[[ Task material, beginning ]]

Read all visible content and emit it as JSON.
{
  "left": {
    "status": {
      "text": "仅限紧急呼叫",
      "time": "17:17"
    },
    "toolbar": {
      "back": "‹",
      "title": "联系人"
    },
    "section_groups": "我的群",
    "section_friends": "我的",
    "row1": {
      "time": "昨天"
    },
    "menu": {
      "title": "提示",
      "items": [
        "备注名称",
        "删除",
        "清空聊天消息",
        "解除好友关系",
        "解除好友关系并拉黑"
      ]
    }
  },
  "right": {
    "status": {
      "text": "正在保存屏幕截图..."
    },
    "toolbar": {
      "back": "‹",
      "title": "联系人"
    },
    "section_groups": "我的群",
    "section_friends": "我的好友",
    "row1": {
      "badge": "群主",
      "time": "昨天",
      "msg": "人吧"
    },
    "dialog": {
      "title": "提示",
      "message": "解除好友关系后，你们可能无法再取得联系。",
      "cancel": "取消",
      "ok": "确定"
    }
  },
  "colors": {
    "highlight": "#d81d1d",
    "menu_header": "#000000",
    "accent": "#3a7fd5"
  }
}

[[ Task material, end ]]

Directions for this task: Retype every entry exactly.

The answer:
Read all visible content and emit it as JSON.
{
  "left": {
    "status": {
      "text": "仅限紧急呼叫",
      "time": "17:17"
    },
    "toolbar": {
      "back": "‹",
      "title": "联系人"
    },
    "section_groups": "我的群",
    "section_friends": "我的",
    "row1": {
      "time": "昨天"
    },
    "menu": {
      "title": "提示",
      "items": [
        "备注名称",
        "删除",
        "清空聊天消息",
        "解除好友关系",
        "解除好友关系并拉黑"
      ]
    }
  },
  "right": {
    "status": {
      "text": "正在保存屏幕截图..."
    },
    "toolbar": {
      "back": "‹",
      "title": "联系人"
    },
    "section_groups": "我的群",
    "section_friends": "我的好友",
    "row1": {
      "badge": "群主",
      "time": "昨天",
      "msg": "人吧"
    },
    "dialog": {
      "title": "提示",
      "message": "解除好友关系后，你们可能无法再取得联系。",
      "cancel": "取消",
      "ok": "确定"
    }
  },
  "colors": {
    "highlight": "#d81d1d",
    "menu_header": "#000000",
    "accent": "#3a7fd5"
  }
}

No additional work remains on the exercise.